Assignment
Each of the records below must be reproduced verbatim.

Data excerpts
-*-
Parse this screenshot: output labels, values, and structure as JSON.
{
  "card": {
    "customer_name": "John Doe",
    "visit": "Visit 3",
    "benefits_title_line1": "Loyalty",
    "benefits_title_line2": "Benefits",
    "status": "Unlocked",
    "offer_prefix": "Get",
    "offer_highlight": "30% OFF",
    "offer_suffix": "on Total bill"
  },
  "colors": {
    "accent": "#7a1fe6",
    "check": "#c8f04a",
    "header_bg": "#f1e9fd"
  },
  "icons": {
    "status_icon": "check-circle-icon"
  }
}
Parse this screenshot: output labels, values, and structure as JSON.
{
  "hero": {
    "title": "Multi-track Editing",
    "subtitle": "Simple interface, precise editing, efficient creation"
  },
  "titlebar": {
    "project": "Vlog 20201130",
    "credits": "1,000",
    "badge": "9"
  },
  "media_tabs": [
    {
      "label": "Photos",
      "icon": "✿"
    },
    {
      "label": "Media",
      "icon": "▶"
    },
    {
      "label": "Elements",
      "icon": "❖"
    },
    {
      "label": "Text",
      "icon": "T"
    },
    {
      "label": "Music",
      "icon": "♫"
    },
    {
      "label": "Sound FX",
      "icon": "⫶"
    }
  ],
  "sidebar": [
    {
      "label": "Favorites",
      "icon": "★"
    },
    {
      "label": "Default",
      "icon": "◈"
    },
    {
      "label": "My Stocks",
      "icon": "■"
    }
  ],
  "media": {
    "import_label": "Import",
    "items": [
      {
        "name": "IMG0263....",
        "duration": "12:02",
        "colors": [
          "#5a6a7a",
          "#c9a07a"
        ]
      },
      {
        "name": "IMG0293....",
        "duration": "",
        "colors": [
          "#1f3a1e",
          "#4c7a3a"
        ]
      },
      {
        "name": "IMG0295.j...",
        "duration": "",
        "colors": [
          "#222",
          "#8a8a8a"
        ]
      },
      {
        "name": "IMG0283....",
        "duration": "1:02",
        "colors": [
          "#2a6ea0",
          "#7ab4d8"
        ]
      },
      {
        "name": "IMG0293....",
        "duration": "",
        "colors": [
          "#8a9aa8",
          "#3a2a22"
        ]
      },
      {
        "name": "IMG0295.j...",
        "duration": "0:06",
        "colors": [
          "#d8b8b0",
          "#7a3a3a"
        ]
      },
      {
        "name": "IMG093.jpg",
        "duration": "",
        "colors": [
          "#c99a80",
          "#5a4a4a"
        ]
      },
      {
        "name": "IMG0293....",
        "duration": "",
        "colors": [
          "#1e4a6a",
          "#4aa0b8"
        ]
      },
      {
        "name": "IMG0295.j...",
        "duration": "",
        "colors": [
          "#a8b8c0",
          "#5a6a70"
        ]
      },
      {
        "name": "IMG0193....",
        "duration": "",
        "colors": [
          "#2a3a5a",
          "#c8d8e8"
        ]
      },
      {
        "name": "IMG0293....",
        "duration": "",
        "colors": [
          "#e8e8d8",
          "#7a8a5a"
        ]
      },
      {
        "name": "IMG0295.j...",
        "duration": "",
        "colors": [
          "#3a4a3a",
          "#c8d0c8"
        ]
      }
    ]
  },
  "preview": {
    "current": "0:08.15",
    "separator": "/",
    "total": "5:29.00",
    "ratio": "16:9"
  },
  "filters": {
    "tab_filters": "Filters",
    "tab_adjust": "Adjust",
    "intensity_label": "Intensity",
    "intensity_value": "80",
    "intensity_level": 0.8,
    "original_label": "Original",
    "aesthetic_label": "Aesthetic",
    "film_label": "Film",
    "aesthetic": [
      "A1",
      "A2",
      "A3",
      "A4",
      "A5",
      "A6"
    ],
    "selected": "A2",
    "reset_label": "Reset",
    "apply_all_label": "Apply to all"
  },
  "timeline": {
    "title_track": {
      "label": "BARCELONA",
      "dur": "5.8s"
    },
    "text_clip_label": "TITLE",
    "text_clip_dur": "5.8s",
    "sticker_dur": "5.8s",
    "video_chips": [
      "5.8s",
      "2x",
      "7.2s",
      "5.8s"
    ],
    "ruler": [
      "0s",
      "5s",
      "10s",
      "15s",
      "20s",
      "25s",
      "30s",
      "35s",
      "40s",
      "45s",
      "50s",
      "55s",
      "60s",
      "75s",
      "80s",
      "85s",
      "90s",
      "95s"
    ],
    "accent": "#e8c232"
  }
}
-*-
Reply to the task
Parse this screenshot: output labels, values, and structure as JSON.
{
  "card": {
    "customer_name": "John Doe",
    "visit": "Visit 3",
    "benefits_title_line1": "Loyalty",
    "benefits_title_line2": "Benefits",
    "status": "Unlocked",
    "offer_prefix": "Get",
    "offer_highlight": "30% OFF",
    "offer_suffix": "on Total bill"
  },
  "colors": {
    "accent": "#7a1fe6",
    "check": "#c8f04a",
    "header_bg": "#f1e9fd"
  },
  "icons": {
    "status_icon": "check-circle-icon"
  }
}
Parse this screenshot: output labels, values, and structure as JSON.
{
  "hero": {
    "title": "Multi-track Editing",
    "subtitle": "Simple interface, precise editing, efficient creation"
  },
  "titlebar": {
    "project": "Vlog 20201130",
    "credits": "1,000",
    "badge": "9"
  },
  "media_tabs": [
    {
      "label": "Photos",
      "icon": "✿"
    },
    {
      "label": "Media",
      "icon": "▶"
    },
    {
      "label": "Elements",
      "icon": "❖"
    },
    {
      "label": "Text",
      "icon": "T"
    },
    {
      "label": "Music",
      "icon": "♫"
    },
    {
      "label": "Sound FX",
      "icon": "⫶"
    }
  ],
  "sidebar": [
    {
      "label": "Favorites",
      "icon": "★"
    },
    {
      "label": "Default",
      "icon": "◈"
    },
    {
      "label": "My Stocks",
      "icon": "■"
    }
  ],
  "media": {
    "import_label": "Import",
    "items": [
      {
        "name": "IMG0263....",
        "duration": "12:02",
        "colors": [
          "#5a6a7a",
          "#c9a07a"
        ]
      },
      {
        "name": "IMG0293....",
        "duration": "",
        "colors": [
          "#1f3a1e",
          "#4c7a3a"
        ]
      },
      {
        "name": "IMG0295.j...",
        "duration": "",
        "colors": [
          "#222",
          "#8a8a8a"
        ]
      },
      {
        "name": "IMG0283....",
        "duration": "1:02",
        "colors": [
          "#2a6ea0",
          "#7ab4d8"
        ]
      },
      {
        "name": "IMG0293....",
        "duration": "",
        "colors": [
          "#8a9aa8",
          "#3a2a22"
        ]
      },
      {
        "name": "IMG0295.j...",
        "duration": "0:06",
        "colors": [
          "#d8b8b0",
          "#7a3a3a"
        ]
      },
      {
        "name": "IMG093.jpg",
        "duration": "",
        "colors": [
          "#c99a80",
          "#5a4a4a"
        ]
      },
      {
        "name": "IMG0293....",
        "duration": "",
        "colors": [
          "#1e4a6a",
          "#4aa0b8"
        ]
      },
      {
        "name": "IMG0295.j...",
        "duration": "",
        "colors": [
          "#a8b8c0",
          "#5a6a70"
        ]
      },
      {
        "name": "IMG0193....",
        "duration": "",
        "colors": [
          "#2a3a5a",
          "#c8d8e8"
        ]
      },
      {
        "name": "IMG0293....",
        "duration": "",
        "colors": [
          "#e8e8d8",
          "#7a8a5a"
        ]
      },
      {
        "name": "IMG0295.j...",
        "duration": "",
        "colors": [
          "#3a4a3a",
          "#c8d0c8"
        ]
      }
    ]
  },
  "preview": {
    "current": "0:08.15",
    "separator": "/",
    "total": "5:29.00",
    "ratio": "16:9"
  },
  "filters": {
    "tab_filters": "Filters",
    "tab_adjust": "Adjust",
    "intensity_label": "Intensity",
    "intensity_value": "80",
    "intensity_level": 0.8,
    "original_label": "Original",
    "aesthetic_label": "Aesthetic",
    "film_label": "Film",
    "aesthetic": [
      "A1",
      "A2",
      "A3",
      "A4",
      "A5",
      "A6"
    ],
    "selected": "A2",
    "reset_label": "Reset",
    "apply_all_label": "Apply to all"
  },
  "timeline": {
    "title_track": {
      "label": "BARCELONA",
      "dur": "5.8s"
    },
    "text_clip_label": "TITLE",
    "text_clip_dur": "5.8s",
    "sticker_dur": "5.8s",
    "video_chips": [
      "5.8s",
      "2x",
      "7.2s",
      "5.8s"
    ],
    "ruler": [
      "0s",
      "5s",
      "10s",
      "15s",
      "20s",
      "25s",
      "30s",
      "35s",
      "40s",
      "45s",
      "50s",
      "55s",
      "60s",
      "75s",
      "80s",
      "85s",
      "90s",
      "95s"
    ],
    "accent": "#e8c232"
  }
}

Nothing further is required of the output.